Byzantium (ca. 330–1453)
In 330 A.D., the first Christian ruler of the
empire, Constantine the Great (r. 306–337) (
), transferred the ancient imperial capital from Rome to the city of Byzantion located on the easternmost territory of the European continent, at a major intersection of east-west trade. The emperor renamed this ancient port city
(“the city of Constantine”) in his own honor (detail,
); it was also called the “New Rome,” owing to the city’s new status as political capital of the Roman empire. The Christian, ultimately Greek-speaking state ruled from that city would come to be called Byzantium by modern historians, although the empire’s medieval citizens described themselves as “Rhomaioi,” Romans, and considered themselves the inheritors of the
ancient Roman empire
The Beginning of Byzantium
The first golden age of the empire, the Early Byzantine period, extends from the founding of the new capital into the 700s. Christianity replaced the gods of
as the official religion of the culturally and religiously diverse state in the late 300s (
). The practice of Christian monasticism developed in the fourth century, and continued to be an important part of the Byzantine faith, spreading from Egypt to all parts of the empire.
In the Early Byzantine period, Byzantium’s educated elite used Roman law, and Greek and Roman culture, to maintain a highly organized government centered on the court and its great cities (
). In later decades, urban decline and the invasions of the empire’s
by Germanic tribes, especially in the fifth century, led to the diminishment of western centers including Rome, sacked in 410 by the Goths and in 455 by the Vandals. Despite the territorial gains of the emperor
in the sixth century (
), many of the empire’s Italian provinces were overtaken by Lombards in the late 500s. In the 600s,
Persian and Arab invasions
devastated much of Byzantium’s eastern territories.

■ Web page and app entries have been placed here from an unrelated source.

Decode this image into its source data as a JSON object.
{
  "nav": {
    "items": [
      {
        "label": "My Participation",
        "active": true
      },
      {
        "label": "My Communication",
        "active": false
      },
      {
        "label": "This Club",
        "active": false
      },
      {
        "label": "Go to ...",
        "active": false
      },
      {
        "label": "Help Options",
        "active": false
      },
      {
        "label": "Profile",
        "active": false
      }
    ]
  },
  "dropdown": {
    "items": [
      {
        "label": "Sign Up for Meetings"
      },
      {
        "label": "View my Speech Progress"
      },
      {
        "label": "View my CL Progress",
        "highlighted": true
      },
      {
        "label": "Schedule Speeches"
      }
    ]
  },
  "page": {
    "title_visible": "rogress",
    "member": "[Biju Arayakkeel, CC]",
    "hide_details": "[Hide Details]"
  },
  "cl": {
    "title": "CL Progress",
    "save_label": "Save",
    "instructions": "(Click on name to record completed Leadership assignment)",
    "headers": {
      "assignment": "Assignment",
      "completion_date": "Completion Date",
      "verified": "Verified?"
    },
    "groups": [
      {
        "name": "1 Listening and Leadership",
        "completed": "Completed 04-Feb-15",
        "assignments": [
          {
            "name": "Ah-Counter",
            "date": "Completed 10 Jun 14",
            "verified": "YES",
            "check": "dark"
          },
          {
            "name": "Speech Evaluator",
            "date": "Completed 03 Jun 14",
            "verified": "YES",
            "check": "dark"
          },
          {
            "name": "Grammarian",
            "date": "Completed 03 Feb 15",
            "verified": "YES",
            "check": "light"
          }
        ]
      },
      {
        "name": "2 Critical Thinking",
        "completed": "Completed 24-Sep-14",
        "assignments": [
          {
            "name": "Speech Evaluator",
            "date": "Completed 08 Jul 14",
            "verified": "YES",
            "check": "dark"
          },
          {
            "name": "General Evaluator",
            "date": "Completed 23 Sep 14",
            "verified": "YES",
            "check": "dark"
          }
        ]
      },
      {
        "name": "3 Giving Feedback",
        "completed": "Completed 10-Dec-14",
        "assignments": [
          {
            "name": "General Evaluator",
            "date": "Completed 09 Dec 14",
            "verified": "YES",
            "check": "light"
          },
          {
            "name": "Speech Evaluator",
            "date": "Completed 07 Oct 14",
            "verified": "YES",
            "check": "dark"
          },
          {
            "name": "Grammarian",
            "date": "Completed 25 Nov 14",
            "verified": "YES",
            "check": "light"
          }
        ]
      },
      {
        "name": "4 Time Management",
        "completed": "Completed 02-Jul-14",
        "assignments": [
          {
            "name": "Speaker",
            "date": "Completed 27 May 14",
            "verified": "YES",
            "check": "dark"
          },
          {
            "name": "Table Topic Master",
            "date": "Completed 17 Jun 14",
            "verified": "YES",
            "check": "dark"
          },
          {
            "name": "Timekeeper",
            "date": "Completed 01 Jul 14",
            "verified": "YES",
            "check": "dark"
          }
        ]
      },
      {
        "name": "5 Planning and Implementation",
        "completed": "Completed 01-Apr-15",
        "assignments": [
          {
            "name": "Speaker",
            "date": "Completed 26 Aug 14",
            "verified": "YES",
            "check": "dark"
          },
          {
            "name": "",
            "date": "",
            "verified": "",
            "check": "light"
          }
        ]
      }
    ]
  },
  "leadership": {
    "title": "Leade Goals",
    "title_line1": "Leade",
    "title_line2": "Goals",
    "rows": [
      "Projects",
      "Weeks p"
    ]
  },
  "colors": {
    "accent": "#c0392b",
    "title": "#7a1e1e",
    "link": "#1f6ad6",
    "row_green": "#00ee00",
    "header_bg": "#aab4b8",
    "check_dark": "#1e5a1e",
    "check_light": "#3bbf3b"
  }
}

The artistic traditions of the wealthy state extended throughout the empire, including the southernmost provinces of Egypt and North Africa, which remained under Byzantine control until the Arab conquest of the region in the seventh century (
). The development of the codex, or
, replacing the ancient scroll marked a major innovation in these first centuries. A number of deluxe, illustrated Early Byzantine manuscripts survive from the fourth to sixth centuries, including
, editions of Virgil’s Aeneid and Homer’s Iliad, and medical treatises such as Dioscurides’ De materia medica.